-- What needs to be done --
Print each line of the listing once more, precisely as given.

BEGIN

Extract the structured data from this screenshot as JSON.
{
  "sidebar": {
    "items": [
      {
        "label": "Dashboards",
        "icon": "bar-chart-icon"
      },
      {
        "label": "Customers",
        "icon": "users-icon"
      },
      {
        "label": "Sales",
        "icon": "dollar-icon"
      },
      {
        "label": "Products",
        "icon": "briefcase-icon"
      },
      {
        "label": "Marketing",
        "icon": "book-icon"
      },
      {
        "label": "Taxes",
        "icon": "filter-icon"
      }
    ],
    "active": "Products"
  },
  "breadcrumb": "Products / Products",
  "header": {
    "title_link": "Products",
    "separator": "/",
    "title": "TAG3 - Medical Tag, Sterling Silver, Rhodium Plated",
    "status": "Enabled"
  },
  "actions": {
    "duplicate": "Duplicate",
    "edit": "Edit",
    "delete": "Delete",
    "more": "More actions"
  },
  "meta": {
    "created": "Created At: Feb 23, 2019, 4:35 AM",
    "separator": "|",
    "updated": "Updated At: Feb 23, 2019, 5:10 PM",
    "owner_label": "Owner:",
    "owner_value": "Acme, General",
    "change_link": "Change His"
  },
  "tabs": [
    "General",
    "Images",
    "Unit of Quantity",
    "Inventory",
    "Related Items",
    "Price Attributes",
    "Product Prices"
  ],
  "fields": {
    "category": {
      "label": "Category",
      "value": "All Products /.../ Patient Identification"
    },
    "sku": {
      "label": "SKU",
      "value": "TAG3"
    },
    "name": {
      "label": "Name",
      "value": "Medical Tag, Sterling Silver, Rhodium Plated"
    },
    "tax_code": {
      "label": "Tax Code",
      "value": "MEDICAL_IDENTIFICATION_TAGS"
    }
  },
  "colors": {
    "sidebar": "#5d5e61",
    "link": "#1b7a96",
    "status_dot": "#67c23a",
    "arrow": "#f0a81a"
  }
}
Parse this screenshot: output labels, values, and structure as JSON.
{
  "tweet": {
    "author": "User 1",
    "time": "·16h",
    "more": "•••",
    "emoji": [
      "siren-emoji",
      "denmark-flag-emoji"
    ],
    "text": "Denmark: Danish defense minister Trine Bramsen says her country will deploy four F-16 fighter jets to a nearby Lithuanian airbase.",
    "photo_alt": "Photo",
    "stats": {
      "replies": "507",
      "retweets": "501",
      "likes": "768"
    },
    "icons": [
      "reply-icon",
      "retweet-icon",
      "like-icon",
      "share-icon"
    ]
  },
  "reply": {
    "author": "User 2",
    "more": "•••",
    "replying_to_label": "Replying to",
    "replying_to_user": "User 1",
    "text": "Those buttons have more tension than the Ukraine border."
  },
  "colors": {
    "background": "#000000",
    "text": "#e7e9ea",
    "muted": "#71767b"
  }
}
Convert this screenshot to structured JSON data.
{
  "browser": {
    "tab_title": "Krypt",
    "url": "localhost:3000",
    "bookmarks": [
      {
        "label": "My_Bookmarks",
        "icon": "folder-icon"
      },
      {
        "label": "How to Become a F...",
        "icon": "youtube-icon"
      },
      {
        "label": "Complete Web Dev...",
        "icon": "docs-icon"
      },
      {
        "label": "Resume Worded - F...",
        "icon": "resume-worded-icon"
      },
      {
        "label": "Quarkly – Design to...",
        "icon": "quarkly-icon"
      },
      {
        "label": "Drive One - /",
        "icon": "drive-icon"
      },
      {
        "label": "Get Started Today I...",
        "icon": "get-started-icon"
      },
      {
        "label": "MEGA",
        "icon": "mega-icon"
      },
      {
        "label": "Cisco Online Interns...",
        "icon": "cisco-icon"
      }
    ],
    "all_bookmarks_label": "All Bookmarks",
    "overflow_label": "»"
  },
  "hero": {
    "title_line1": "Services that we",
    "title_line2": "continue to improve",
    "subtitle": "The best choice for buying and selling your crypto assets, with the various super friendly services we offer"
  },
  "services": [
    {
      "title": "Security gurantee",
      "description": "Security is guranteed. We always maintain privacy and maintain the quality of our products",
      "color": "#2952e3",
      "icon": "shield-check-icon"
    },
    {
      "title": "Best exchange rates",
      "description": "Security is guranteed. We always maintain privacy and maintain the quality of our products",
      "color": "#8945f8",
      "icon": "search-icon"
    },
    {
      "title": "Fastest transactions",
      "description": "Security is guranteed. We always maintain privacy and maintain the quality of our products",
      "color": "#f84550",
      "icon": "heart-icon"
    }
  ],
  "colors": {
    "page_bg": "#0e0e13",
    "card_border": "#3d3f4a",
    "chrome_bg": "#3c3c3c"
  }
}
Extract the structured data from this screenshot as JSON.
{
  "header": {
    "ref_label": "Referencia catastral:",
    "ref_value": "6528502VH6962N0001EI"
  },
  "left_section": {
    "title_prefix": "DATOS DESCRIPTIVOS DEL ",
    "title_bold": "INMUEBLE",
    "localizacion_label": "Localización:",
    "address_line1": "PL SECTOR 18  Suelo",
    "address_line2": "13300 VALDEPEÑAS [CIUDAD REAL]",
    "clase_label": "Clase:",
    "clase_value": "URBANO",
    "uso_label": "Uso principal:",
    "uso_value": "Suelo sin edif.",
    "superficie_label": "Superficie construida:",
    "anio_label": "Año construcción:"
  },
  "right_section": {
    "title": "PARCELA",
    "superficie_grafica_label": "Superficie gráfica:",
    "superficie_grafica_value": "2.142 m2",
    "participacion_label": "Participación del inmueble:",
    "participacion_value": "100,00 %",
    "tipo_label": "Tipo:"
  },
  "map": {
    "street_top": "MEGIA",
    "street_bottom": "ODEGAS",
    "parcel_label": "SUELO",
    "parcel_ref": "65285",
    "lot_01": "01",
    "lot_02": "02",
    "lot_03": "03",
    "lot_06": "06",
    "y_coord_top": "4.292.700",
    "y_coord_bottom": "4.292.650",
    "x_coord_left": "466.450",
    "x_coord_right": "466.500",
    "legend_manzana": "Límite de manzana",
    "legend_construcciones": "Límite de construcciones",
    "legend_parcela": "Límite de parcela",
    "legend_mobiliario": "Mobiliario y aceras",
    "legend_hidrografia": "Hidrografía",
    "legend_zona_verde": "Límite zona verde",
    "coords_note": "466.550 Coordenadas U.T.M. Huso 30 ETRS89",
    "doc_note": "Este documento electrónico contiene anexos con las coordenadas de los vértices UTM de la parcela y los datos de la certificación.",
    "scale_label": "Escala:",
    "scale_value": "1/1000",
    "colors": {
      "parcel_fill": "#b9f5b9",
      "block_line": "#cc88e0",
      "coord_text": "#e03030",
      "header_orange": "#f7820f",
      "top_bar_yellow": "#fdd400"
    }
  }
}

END

-- Written reply --
Extract the structured data from this screenshot as JSON.
{
  "sidebar": {
    "items": [
      {
        "label": "Dashboards",
        "icon": "bar-chart-icon"
      },
      {
        "label": "Customers",
        "icon": "users-icon"
      },
      {
        "label": "Sales",
        "icon": "dollar-icon"
      },
      {
        "label": "Products",
        "icon": "briefcase-icon"
      },
      {
        "label": "Marketing",
        "icon": "book-icon"
      },
      {
        "label": "Taxes",
        "icon": "filter-icon"
      }
    ],
    "active": "Products"
  },
  "breadcrumb": "Products / Products",
  "header": {
    "title_link": "Products",
    "separator": "/",
    "title": "TAG3 - Medical Tag, Sterling Silver, Rhodium Plated",
    "status": "Enabled"
  },
  "actions": {
    "duplicate": "Duplicate",
    "edit": "Edit",
    "delete": "Delete",
    "more": "More actions"
  },
  "meta": {
    "created": "Created At: Feb 23, 2019, 4:35 AM",
    "separator": "|",
    "updated": "Updated At: Feb 23, 2019, 5:10 PM",
    "owner_label": "Owner:",
    "owner_value": "Acme, General",
    "change_link": "Change His"
  },
  "tabs": [
    "General",
    "Images",
    "Unit of Quantity",
    "Inventory",
    "Related Items",
    "Price Attributes",
    "Product Prices"
  ],
  "fields": {
    "category": {
      "label": "Category",
      "value": "All Products /.../ Patient Identification"
    },
    "sku": {
      "label": "SKU",
      "value": "TAG3"
    },
    "name": {
      "label": "Name",
      "value": "Medical Tag, Sterling Silver, Rhodium Plated"
    },
    "tax_code": {
      "label": "Tax Code",
      "value": "MEDICAL_IDENTIFICATION_TAGS"
    }
  },
  "colors": {
    "sidebar": "#5d5e61",
    "link": "#1b7a96",
    "status_dot": "#67c23a",
    "arrow": "#f0a81a"
  }
}
Parse this screenshot: output labels, values, and structure as JSON.
{
  "tweet": {
    "author": "User 1",
    "time": "·16h",
    "more": "•••",
    "emoji": [
      "siren-emoji",
      "denmark-flag-emoji"
    ],
    "text": "Denmark: Danish defense minister Trine Bramsen says her country will deploy four F-16 fighter jets to a nearby Lithuanian airbase.",
    "photo_alt": "Photo",
    "stats": {
      "replies": "507",
      "retweets": "501",
      "likes": "768"
    },
    "icons": [
      "reply-icon",
      "retweet-icon",
      "like-icon",
      "share-icon"
    ]
  },
  "reply": {
    "author": "User 2",
    "more": "•••",
    "replying_to_label": "Replying to",
    "replying_to_user": "User 1",
    "text": "Those buttons have more tension than the Ukraine border."
  },
  "colors": {
    "background": "#000000",
    "text": "#e7e9ea",
    "muted": "#71767b"
  }
}
Convert this screenshot to structured JSON data.
{
  "browser": {
    "tab_title": "Krypt",
    "url": "localhost:3000",
    "bookmarks": [
      {
        "label": "My_Bookmarks",
        "icon": "folder-icon"
      },
      {
        "label": "How to Become a F...",
        "icon": "youtube-icon"
      },
      {
        "label": "Complete Web Dev...",
        "icon": "docs-icon"
      },
      {
        "label": "Resume Worded - F...",
        "icon": "resume-worded-icon"
      },
      {
        "label": "Quarkly – Design to...",
        "icon": "quarkly-icon"
      },
      {
        "label": "Drive One - /",
        "icon": "drive-icon"
      },
      {
        "label": "Get Started Today I...",
        "icon": "get-started-icon"
      },
      {
        "label": "MEGA",
        "icon": "mega-icon"
      },
      {
        "label": "Cisco Online Interns...",
        "icon": "cisco-icon"
      }
    ],
    "all_bookmarks_label": "All Bookmarks",
    "overflow_label": "»"
  },
  "hero": {
    "title_line1": "Services that we",
    "title_line2": "continue to improve",
    "subtitle": "The best choice for buying and selling your crypto assets, with the various super friendly services we offer"
  },
  "services": [
    {
      "title": "Security gurantee",
      "description": "Security is guranteed. We always maintain privacy and maintain the quality of our products",
      "color": "#2952e3",
      "icon": "shield-check-icon"
    },
    {
      "title": "Best exchange rates",
      "description": "Security is guranteed. We always maintain privacy and maintain the quality of our products",
      "color": "#8945f8",
      "icon": "search-icon"
    },
    {
      "title": "Fastest transactions",
      "description": "Security is guranteed. We always maintain privacy and maintain the quality of our products",
      "color": "#f84550",
      "icon": "heart-icon"
    }
  ],
  "colors": {
    "page_bg": "#0e0e13",
    "card_border": "#3d3f4a",
    "chrome_bg": "#3c3c3c"
  }
}
Extract the structured data from this screenshot as JSON.
{
  "header": {
    "ref_label": "Referencia catastral:",
    "ref_value": "6528502VH6962N0001EI"
  },
  "left_section": {
    "title_prefix": "DATOS DESCRIPTIVOS DEL ",
    "title_bold": "INMUEBLE",
    "localizacion_label": "Localización:",
    "address_line1": "PL SECTOR 18  Suelo",
    "address_line2": "13300 VALDEPEÑAS [CIUDAD REAL]",
    "clase_label": "Clase:",
    "clase_value": "URBANO",
    "uso_label": "Uso principal:",
    "uso_value": "Suelo sin edif.",
    "superficie_label": "Superficie construida:",
    "anio_label": "Año construcción:"
  },
  "right_section": {
    "title": "PARCELA",
    "superficie_grafica_label": "Superficie gráfica:",
    "superficie_grafica_value": "2.142 m2",
    "participacion_label": "Participación del inmueble:",
    "participacion_value": "100,00 %",
    "tipo_label": "Tipo:"
  },
  "map": {
    "street_top": "MEGIA",
    "street_bottom": "ODEGAS",
    "parcel_label": "SUELO",
    "parcel_ref": "65285",
    "lot_01": "01",
    "lot_02": "02",
    "lot_03": "03",
    "lot_06": "06",
    "y_coord_top": "4.292.700",
    "y_coord_bottom": "4.292.650",
    "x_coord_left": "466.450",
    "x_coord_right": "466.500",
    "legend_manzana": "Límite de manzana",
    "legend_construcciones": "Límite de construcciones",
    "legend_parcela": "Límite de parcela",
    "legend_mobiliario": "Mobiliario y aceras",
    "legend_hidrografia": "Hidrografía",
    "legend_zona_verde": "Límite zona verde",
    "coords_note": "466.550 Coordenadas U.T.M. Huso 30 ETRS89",
    "doc_note": "Este documento electrónico contiene anexos con las coordenadas de los vértices UTM de la parcela y los datos de la certificación.",
    "scale_label": "Escala:",
    "scale_value": "1/1000",
    "colors": {
      "parcel_fill": "#b9f5b9",
      "block_line": "#cc88e0",
      "coord_text": "#e03030",
      "header_orange": "#f7820f",
      "top_bar_yellow": "#fdd400"
    }
  }
}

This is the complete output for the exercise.